3. Trump has a “litmus test” for Supreme Court picks.
When asked about Justice Brett Kavanaugh’s confirmation to the U.S. Supreme Court, Wen often repeated the falsity that President Trump has a “litmus test” to appoint only Supreme Court justices who will overturn Roe v. Wade. Her claim was proven to be untrue when Trump made clear that he never discussed the issue of abortion with Kavanaugh and that his advisers specifically told him he shouldn’t discuss it. Wen continued to repeat the fictitious claim, with the justification that she shouldn’t have to “take [Trump] at his word.”
On Dec. 10 Kavanaugh, along with Chief Justice John Roberts and the four liberal Supreme Court justices, declined to hear two cases involving taxpayer funding of Planned Parenthood, Andersen v. Planned Parenthood of Kansas and Mid-Missouri and Gee v. Planned Parenthood of Gulf Coast. Before Kavanaugh was confirmed, he promised to “keep an open mind in every case,” and his decision not to hear these cases substantiates that promise.
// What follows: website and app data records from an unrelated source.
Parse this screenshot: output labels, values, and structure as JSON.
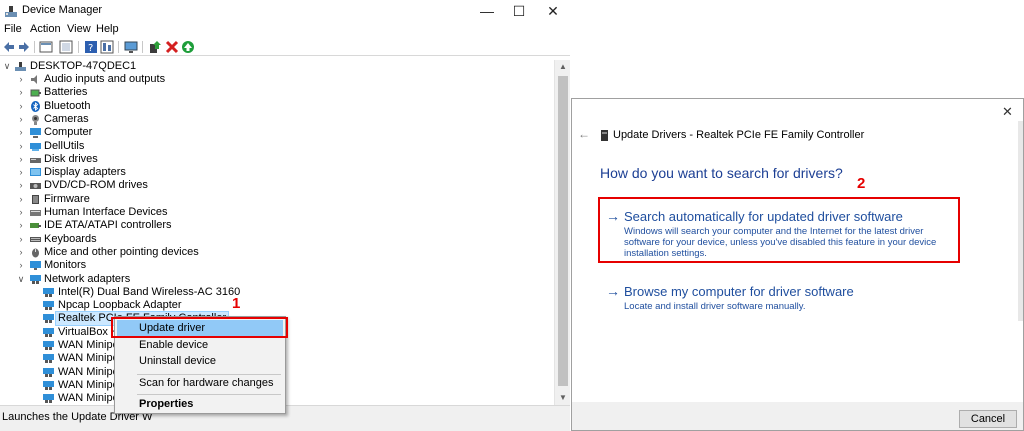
{
  "device_manager": {
    "title": "Device Manager",
    "menu": [
      "File",
      "Action",
      "View",
      "Help"
    ],
    "window_buttons": {
      "minimize": "—",
      "maximize": "☐",
      "close": "✕"
    },
    "root": "DESKTOP-47QDEC1",
    "categories": [
      "Audio inputs and outputs",
      "Batteries",
      "Bluetooth",
      "Cameras",
      "Computer",
      "DellUtils",
      "Disk drives",
      "Display adapters",
      "DVD/CD-ROM drives",
      "Firmware",
      "Human Interface Devices",
      "IDE ATA/ATAPI controllers",
      "Keyboards",
      "Mice and other pointing devices",
      "Monitors",
      "Network adapters"
    ],
    "network_adapters": [
      "Intel(R) Dual Band Wireless-AC 3160",
      "Npcap Loopback Adapter",
      "Realtek PCIe FE Family Controller",
      "VirtualBox Hos",
      "WAN Miniport",
      "WAN Miniport",
      "WAN Miniport",
      "WAN Miniport",
      "WAN Miniport"
    ],
    "status_text": "Launches the Update Driver W",
    "context_menu": {
      "update": "Update driver",
      "enable": "Enable device",
      "uninstall": "Uninstall device",
      "scan": "Scan for hardware changes",
      "properties": "Properties"
    },
    "step_label": "1"
  },
  "update_dialog": {
    "close": "✕",
    "back": "←",
    "header": "Update Drivers - Realtek PCIe FE Family Controller",
    "question": "How do you want to search for drivers?",
    "step_label": "2",
    "option_auto": {
      "arrow": "→",
      "title": "Search automatically for updated driver software",
      "description": "Windows will search your computer and the Internet for the latest driver software for your device, unless you've disabled this feature in your device installation settings."
    },
    "option_browse": {
      "arrow": "→",
      "title": "Browse my computer for driver software",
      "description": "Locate and install driver software manually."
    },
    "cancel": "Cancel"
  },
  "colors": {
    "accent_link": "#1f4e9e",
    "highlight_red": "#e60000",
    "menu_highlight": "#91c9f7"
  }
}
It might be a good time for Wen to start taking the president at his word, instead of just repeating the same tired talking points.
4. Planned Parenthood has done the most for women’s health over the last century.
On numerous other TV appearances, Wen has lauded Planned Parenthood’s unprovable claim that it has “done more for women’s health than any other [organization] for the last 100 years,” citing the accomplishments of its founder Margaret Sanger. Although there is substantial evidence to document Sanger’s work, she “made her tracks hard to follow: she altered dates … and retold stories to suit her own, often obscure designs.”
The verdict on Sanger’s incomplete and heavily airbrushed record is murky at best and horrifying at worst, especially given her asinine statements disparaging select demographics. Her comment that “the most merciful thing that the large family does to one of its infant members is to kill it” is particularly memorable. For Wen to claim that Planned Parenthood has done more for women’s health, when countless other women such as Susan B. Anthony, Abigail Adams, and Harriet Tubman dedicated their lives to protecting women’s rights, makes me question Wen’s attention to facts. After all, isn’t she “a doctor and a scientist”? Don’t scientists turn to facts when making claims?
5. Planned Parenthood provides “life-saving care.”
Wen’s first months as Planned Parenthood’s new darling show just how out of touch she is with the people the organization supposedly serves. Her rhetoric that Planned Parenthood provides “life-saving, life-changing care” and that she has “seen more preventable deaths than [she] can count or recall,” while ignoring the 321,384 babies’ lives her company ended through abortion last year alone, is hypocritical.
The American people have listened to Planned Parenthood’s inaccuracies, exaggerations, and politicization of women’s health for too long, and it’s become more apparent that women do not need them. More than 13,000 non-abortion-performing federally qualified health centers and rural health clinics operate to serve Americans in communities all across the country, outnumbering Planned Parenthood’s facilities by a ratio of 20 to 1.
Wen can try banking on her credentials and rattling off as many Planned Parenthood talking points as she likes, but when it comes to protecting real women and children, Planned Parenthood does not provide anything remotely resembling real women’s healthcare.
John Block is digital communications manager at Americans United for Life.